Where to meet authors - you might be surprised.

On Thursday 17th March - coincidentally St Patrick's Day - I was in London to attend my publisher's annual sales conference bash, which was at the remarkable setting of Cafe de Paris in Leicester Square. It was a great night, with everyone dressed in amazing fantasy costumes for a masque ball, complete with a devil and angel on hand to usher the speakers on and off stage. I was in great company - not only from my friends and supporters from Hodder but with some great authors, including John Connolly, Gervase Phinn, Laini Taylor, Robyn Young, Ciara Geraghty, plus guest celebrity, Kirstie Allsopp.

Coming out of the venue, Leicester Square was in full party spirits, with droves of revellers dressed for the occasion in green hats and shamrocks, and all that business. Trying to flag a taxi was impossible, so I set off shanks pony style and hoofed it back to my hotel a couple miles away.

An early rise the following morning found me on a three and a half hour train journey back to Carlisle, Cumbria, followed by half and hour in the car to my house to pick up my wife, for a real quick turn around for a trip I'd booked up to my favourite getaway on the remote banks of Loch Tay in Scotland. So back in the car I went to take my dog to the kennels, then on the road for another four or five hours as I wended my way up north (with a few sight-seeing stops en route) to the log cabin I'd rented for a few days.

Talk about opposites.

Glitzy London one day, a remote hillside the next.
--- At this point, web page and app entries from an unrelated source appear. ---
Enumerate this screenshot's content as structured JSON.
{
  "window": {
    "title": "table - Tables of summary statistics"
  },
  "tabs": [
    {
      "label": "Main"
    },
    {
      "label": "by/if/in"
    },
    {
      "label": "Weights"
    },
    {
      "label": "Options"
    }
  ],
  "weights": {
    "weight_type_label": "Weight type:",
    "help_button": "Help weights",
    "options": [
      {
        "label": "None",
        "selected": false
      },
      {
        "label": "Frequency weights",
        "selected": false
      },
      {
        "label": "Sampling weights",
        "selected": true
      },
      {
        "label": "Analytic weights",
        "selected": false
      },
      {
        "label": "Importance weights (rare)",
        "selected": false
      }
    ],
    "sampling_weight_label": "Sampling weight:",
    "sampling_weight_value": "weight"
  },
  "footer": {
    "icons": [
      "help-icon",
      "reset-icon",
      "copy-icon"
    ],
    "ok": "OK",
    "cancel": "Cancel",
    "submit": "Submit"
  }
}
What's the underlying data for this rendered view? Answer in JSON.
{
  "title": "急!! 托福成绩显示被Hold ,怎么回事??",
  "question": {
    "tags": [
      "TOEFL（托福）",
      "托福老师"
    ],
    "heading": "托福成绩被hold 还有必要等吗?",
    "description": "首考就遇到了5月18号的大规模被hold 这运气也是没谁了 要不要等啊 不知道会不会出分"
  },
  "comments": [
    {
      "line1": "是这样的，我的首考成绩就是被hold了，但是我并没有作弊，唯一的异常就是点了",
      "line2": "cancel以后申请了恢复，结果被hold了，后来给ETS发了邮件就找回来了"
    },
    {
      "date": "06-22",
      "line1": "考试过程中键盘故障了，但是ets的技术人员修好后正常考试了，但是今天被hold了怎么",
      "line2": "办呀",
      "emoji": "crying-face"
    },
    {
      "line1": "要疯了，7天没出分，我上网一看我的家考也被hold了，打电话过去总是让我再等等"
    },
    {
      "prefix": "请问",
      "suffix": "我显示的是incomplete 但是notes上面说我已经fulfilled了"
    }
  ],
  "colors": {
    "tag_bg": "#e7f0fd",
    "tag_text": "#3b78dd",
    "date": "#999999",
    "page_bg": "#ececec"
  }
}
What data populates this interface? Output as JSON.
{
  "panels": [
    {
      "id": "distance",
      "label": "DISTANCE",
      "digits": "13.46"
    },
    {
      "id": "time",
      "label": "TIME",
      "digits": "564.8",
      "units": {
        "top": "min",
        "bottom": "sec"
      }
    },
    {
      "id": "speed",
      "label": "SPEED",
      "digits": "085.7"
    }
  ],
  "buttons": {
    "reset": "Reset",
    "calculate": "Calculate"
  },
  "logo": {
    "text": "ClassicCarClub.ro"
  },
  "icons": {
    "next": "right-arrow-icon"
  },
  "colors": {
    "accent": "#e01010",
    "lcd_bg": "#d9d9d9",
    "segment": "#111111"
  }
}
Here's the strange thing, though. I expected to meet authors while in London, but not on the banks of Loch Tay. As it was, on the Monday morning when preparing to head home, I bumped into writing buddy David Barber (Flash Fiction Offensive and David Barber's Fiction World) who just happened to be passing on his way to his day job. We had a good chinwag - which never is long enough to catch up on everything - before a bacon sandwich and a coffee (not to mention an insistent waitress who called me into the cafe) beckoned. It was great to see David, and in such an unlikely setting. What were the chances, eh?
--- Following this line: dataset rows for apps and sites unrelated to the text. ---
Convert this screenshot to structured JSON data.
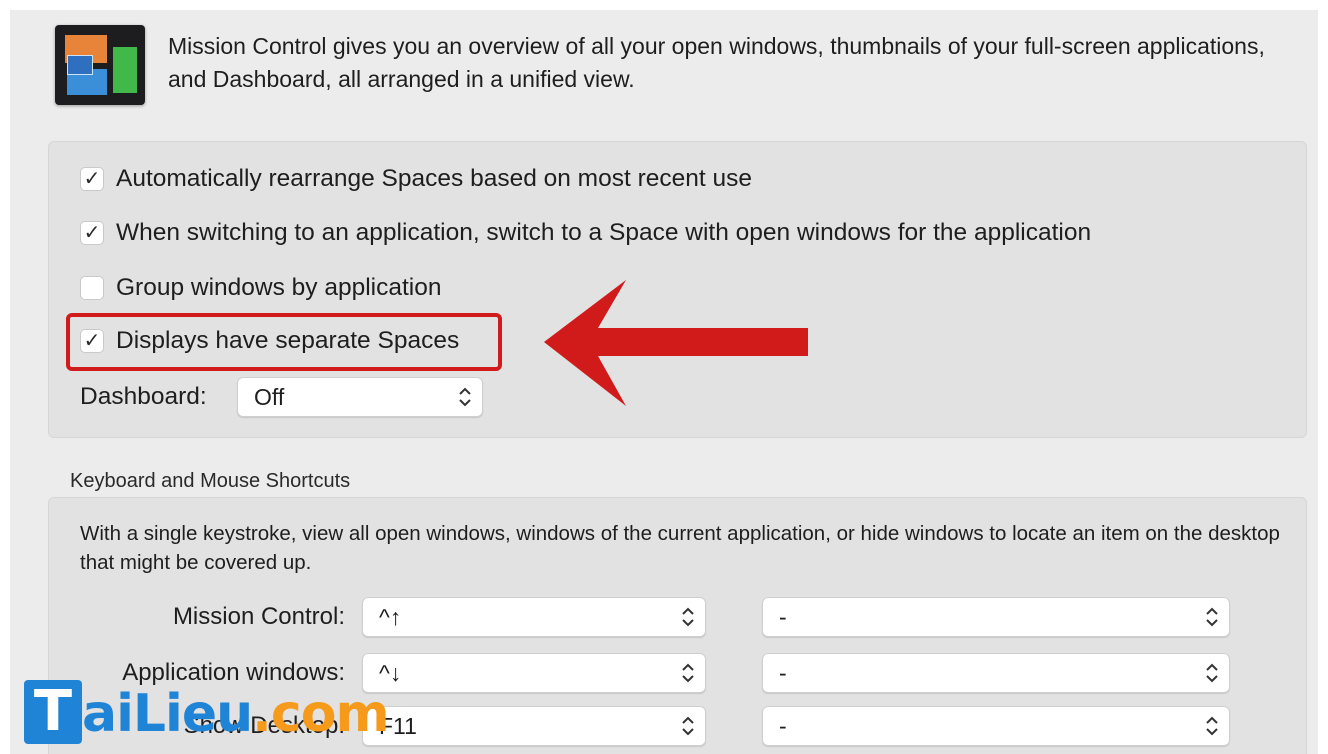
{
  "header": {
    "description": "Mission Control gives you an overview of all your open windows, thumbnails of your full-screen applications, and Dashboard, all arranged in a unified view.",
    "icon": "mission-control-icon"
  },
  "options": [
    {
      "label": "Automatically rearrange Spaces based on most recent use",
      "checked": true,
      "mark": "✓"
    },
    {
      "label": "When switching to an application, switch to a Space with open windows for the application",
      "checked": true,
      "mark": "✓"
    },
    {
      "label": "Group windows by application",
      "checked": false,
      "mark": ""
    },
    {
      "label": "Displays have separate Spaces",
      "checked": true,
      "mark": "✓"
    }
  ],
  "dashboard": {
    "label": "Dashboard:",
    "value": "Off"
  },
  "annotation": {
    "highlight_color": "#d11a1a",
    "arrow": "left-pointing red arrow"
  },
  "shortcuts": {
    "title": "Keyboard and Mouse Shortcuts",
    "help": "With a single keystroke, view all open windows, windows of the current application, or hide windows to locate an item on the desktop that might be covered up.",
    "rows": [
      {
        "label": "Mission Control:",
        "key": "^↑",
        "mouse": "-"
      },
      {
        "label": "Application windows:",
        "key": "^↓",
        "mouse": "-"
      },
      {
        "label": "Show Desktop:",
        "key": "F11",
        "mouse": "-"
      }
    ]
  },
  "watermark": {
    "box": "T",
    "part1": "aiLieu",
    "part2": ".com"
  },
  "colors": {
    "accent_red": "#d11a1a",
    "watermark_blue": "#1f84d6",
    "watermark_orange": "#f59a1b"
  }
}
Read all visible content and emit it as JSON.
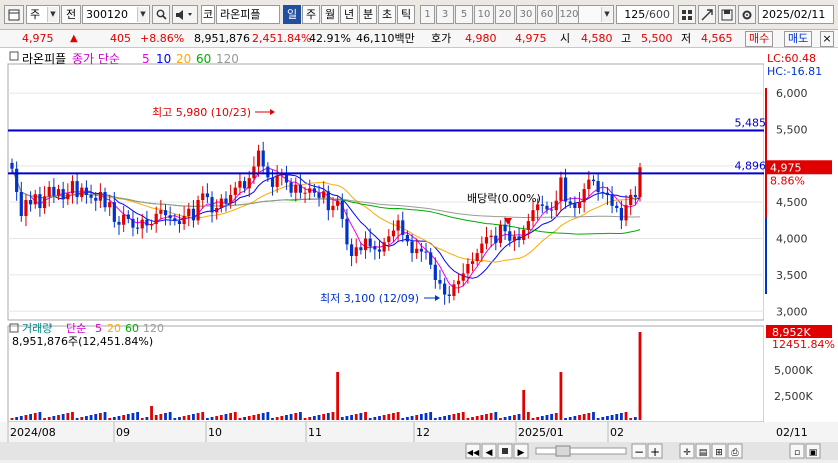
{
  "toolbar": {
    "period_label": "주",
    "prev_label": "전",
    "stock_code": "300120",
    "market_badge": "코",
    "stock_name": "라온피플",
    "tabs": [
      "일",
      "주",
      "월",
      "년",
      "분",
      "초",
      "틱"
    ],
    "selected_tab": "일",
    "numbers": [
      "1",
      "3",
      "5",
      "10",
      "20",
      "30",
      "60",
      "120"
    ],
    "count_label": "125",
    "count_total": "/600",
    "date_value": "2025/02/11"
  },
  "quote": {
    "price": "4,975",
    "change_arrow": "▲",
    "change": "405",
    "change_rate": "+8.86%",
    "volume": "8,951,876",
    "volume_rate": "2,451.84%",
    "turnover": "42.91%",
    "amount": "46,110백만",
    "ask_label": "호가",
    "ask_value": "4,980",
    "bid_value": "4,975",
    "open_label": "시",
    "open_value": "4,580",
    "high_label": "고",
    "high_value": "5,500",
    "low_label": "저",
    "low_value": "4,565",
    "buy_label": "매수",
    "sell_label": "매도"
  },
  "price_panel": {
    "legend_name": "라온피플",
    "legend_close": "종가 단순",
    "ma_periods": [
      "5",
      "10",
      "20",
      "60",
      "120"
    ],
    "ma_colors": [
      "#ee00ee",
      "#0000ff",
      "#ffaa00",
      "#00aa00",
      "#999999"
    ],
    "lc_label": "LC:60.48",
    "hc_label": "HC:-16.81",
    "y_ticks": [
      "6,000",
      "5,500",
      "5,000",
      "4,500",
      "4,000",
      "3,500",
      "3,000"
    ],
    "high_annotation": "최고 5,980 (10/23)",
    "low_annotation": "최저 3,100 (12/09)",
    "dividend_annotation": "배당락(0.00%)",
    "line_upper_value": "5,485",
    "line_lower_value": "4,896",
    "current_price_tag": "4,975",
    "current_rate_tag": "8.86%"
  },
  "volume_panel": {
    "legend_name": "거래량",
    "legend_ma": "단순",
    "ma_periods": [
      "5",
      "20",
      "60",
      "120"
    ],
    "volume_text": "8,951,876주(12,451.84%)",
    "y_ticks": [
      "5,000K",
      "2,500K"
    ],
    "volume_tag": "8,952K",
    "volume_rate_tag": "12451.84%"
  },
  "x_axis": {
    "labels": [
      "2024/08",
      "09",
      "10",
      "11",
      "12",
      "2025/01",
      "02"
    ],
    "right_label": "02/11"
  },
  "colors": {
    "up": "#e00000",
    "down": "#0033cc",
    "accent": "#1f4f9e"
  },
  "chart_data": {
    "type": "candlestick",
    "y_range": [
      3000,
      6000
    ],
    "horizontal_lines": [
      5485,
      4896
    ],
    "closes": [
      4960,
      4640,
      4310,
      4530,
      4470,
      4610,
      4420,
      4580,
      4710,
      4590,
      4680,
      4540,
      4620,
      4790,
      4570,
      4700,
      4600,
      4560,
      4520,
      4640,
      4430,
      4500,
      4230,
      4190,
      4330,
      4270,
      4150,
      4140,
      4260,
      4180,
      4200,
      4340,
      4390,
      4320,
      4280,
      4240,
      4200,
      4310,
      4410,
      4250,
      4530,
      4620,
      4570,
      4360,
      4420,
      4550,
      4490,
      4600,
      4700,
      4790,
      4690,
      4830,
      4990,
      5210,
      4990,
      4840,
      4710,
      4870,
      4880,
      4770,
      4630,
      4740,
      4630,
      4630,
      4690,
      4630,
      4560,
      4650,
      4390,
      4450,
      4520,
      4270,
      3920,
      3760,
      3880,
      3840,
      4000,
      3890,
      3850,
      3820,
      3950,
      4030,
      4110,
      4250,
      4050,
      3960,
      3800,
      3860,
      3820,
      3810,
      3640,
      3430,
      3380,
      3230,
      3210,
      3370,
      3420,
      3520,
      3650,
      3690,
      3800,
      3930,
      4020,
      4040,
      3940,
      4190,
      4100,
      3970,
      4030,
      3980,
      4120,
      4240,
      4390,
      4470,
      4450,
      4400,
      4390,
      4520,
      4840,
      4510,
      4480,
      4420,
      4500,
      4680,
      4810,
      4790,
      4640,
      4630,
      4600,
      4450,
      4420,
      4250,
      4460,
      4600,
      4570,
      4980
    ]
  }
}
Val McDermid, THE famous crime writer, told me that she was once 14,000 feet up in the Rockies only to be hailed by a passing climber...who she knew quite well. Odd, isn't it?

3 comments:
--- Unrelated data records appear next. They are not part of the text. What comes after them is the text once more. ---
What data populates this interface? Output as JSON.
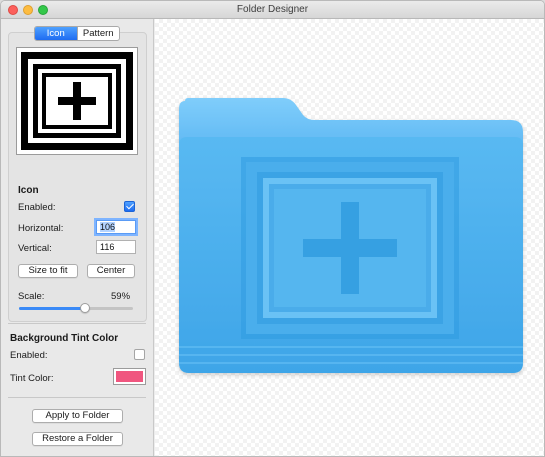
{
  "window": {
    "title": "Folder Designer"
  },
  "tabs": [
    {
      "label": "Icon",
      "active": true
    },
    {
      "label": "Pattern",
      "active": false
    }
  ],
  "icon_section": {
    "heading": "Icon",
    "enabled_label": "Enabled:",
    "enabled": true,
    "horizontal_label": "Horizontal:",
    "horizontal_value": "106",
    "vertical_label": "Vertical:",
    "vertical_value": "116",
    "size_to_fit_label": "Size to fit",
    "center_label": "Center",
    "scale_label": "Scale:",
    "scale_value_text": "59%",
    "scale_fraction": 0.59
  },
  "tint_section": {
    "heading": "Background Tint Color",
    "enabled_label": "Enabled:",
    "enabled": false,
    "tint_label": "Tint Color:",
    "tint_color": "#f0567f"
  },
  "actions": {
    "apply_label": "Apply to Folder",
    "restore_label": "Restore a Folder"
  },
  "colors": {
    "accent": "#1e6cf1",
    "folder_back": "#6fc2f7",
    "folder_front": "#4aaeec",
    "emboss_dark": "#2f9be0",
    "emboss_light": "#8fd2fb"
  },
  "icons": {
    "preview": "plus-in-frame-icon",
    "traffic_lights": [
      "close-window-icon",
      "minimize-window-icon",
      "zoom-window-icon"
    ]
  }
}
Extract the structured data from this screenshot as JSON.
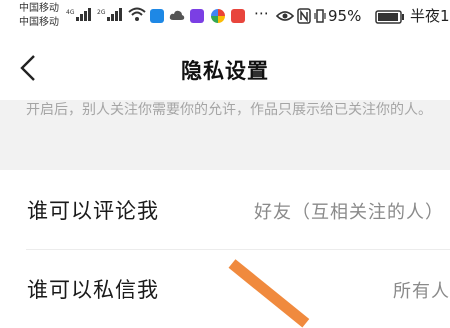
{
  "status_bar": {
    "carrier1": "中国移动",
    "carrier2": "中国移动",
    "net1": "4G",
    "net2": "2G",
    "battery_percent": "95%",
    "time": "半夜1"
  },
  "header": {
    "title": "隐私设置"
  },
  "notice": {
    "text": "开启后，别人关注你需要你的允许，作品只展示给已关注你的人。"
  },
  "settings": [
    {
      "label": "谁可以评论我",
      "value": "好友（互相关注的人）"
    },
    {
      "label": "谁可以私信我",
      "value": "所有人"
    }
  ],
  "colors": {
    "annotation_stroke": "#f08a3e",
    "notice_bg": "#f2f2f2"
  }
}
Col Bury said...

Small world, eh?

Dave told me he'd done a double-take on his way to work 'n' spun the car round. Bet he thought he was seeing things, but I recall you saying you loved it up there.

He's promised to take us to Loch Tay next time we go up, hopefully this summer.

Good stuff, bud.
Laters,
Col

Ps. Did they understand you in London? :-)

Dean Crawford said...

Awesome coincidence Matt, it's weird how things like that can happen. I always loved the ( genuinely ) true story of the guy hundreds of miles from home who was walking past a telephone booth and the phone rang. On a whim, he answered it - and the call was for him!

Col - us Londoners understand many languages - like Cockney.

David Barber said...

Matt - It was a great "chance meet" that I wish could have been a bit longer. I always say it about being up here that you can drive to Perth from Crieff (18 miles) and get arm ache from letting onto people, yet you can drive round Manchester all day and never see anyone you know. Scotland is vast yet very small at the same time.

I hope to see you at your next book launch.

Regards to you and your family.